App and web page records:
-.-.-

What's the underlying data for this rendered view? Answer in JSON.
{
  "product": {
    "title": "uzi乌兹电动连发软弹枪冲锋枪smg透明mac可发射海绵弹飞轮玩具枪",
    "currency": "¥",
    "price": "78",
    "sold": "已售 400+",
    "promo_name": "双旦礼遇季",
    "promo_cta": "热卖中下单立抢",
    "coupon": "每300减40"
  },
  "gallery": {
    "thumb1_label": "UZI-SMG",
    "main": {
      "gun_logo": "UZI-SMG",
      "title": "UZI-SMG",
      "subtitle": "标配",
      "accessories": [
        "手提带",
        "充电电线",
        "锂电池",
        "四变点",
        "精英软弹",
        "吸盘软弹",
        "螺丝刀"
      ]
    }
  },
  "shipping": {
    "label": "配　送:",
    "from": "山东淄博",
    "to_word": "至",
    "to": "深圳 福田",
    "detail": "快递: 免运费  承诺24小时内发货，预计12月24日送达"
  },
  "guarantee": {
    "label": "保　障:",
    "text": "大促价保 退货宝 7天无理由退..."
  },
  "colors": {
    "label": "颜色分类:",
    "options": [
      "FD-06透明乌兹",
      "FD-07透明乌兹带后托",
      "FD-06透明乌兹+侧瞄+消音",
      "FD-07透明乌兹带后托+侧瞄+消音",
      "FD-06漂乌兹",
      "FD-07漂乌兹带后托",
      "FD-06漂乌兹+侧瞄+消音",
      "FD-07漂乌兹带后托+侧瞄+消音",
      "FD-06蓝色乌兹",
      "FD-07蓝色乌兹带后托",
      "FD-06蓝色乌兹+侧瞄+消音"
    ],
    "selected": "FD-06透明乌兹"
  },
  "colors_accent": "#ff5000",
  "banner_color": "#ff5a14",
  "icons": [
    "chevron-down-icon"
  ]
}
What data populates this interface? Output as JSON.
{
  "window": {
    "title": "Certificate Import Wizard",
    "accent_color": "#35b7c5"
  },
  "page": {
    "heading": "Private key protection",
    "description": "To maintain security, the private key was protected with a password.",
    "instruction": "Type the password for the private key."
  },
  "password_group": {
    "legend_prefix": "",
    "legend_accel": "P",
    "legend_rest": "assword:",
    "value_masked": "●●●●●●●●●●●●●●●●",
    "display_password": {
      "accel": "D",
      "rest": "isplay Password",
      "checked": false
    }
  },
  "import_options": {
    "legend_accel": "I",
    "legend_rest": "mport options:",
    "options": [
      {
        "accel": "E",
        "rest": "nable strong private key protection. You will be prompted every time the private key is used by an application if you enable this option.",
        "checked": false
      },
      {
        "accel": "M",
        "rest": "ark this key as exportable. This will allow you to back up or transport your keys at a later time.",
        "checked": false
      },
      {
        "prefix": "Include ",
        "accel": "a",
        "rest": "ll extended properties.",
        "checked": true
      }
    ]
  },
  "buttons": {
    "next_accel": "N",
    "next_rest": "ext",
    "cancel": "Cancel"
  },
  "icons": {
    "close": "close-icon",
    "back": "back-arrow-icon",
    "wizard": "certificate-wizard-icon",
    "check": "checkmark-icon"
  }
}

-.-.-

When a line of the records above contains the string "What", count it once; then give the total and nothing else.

2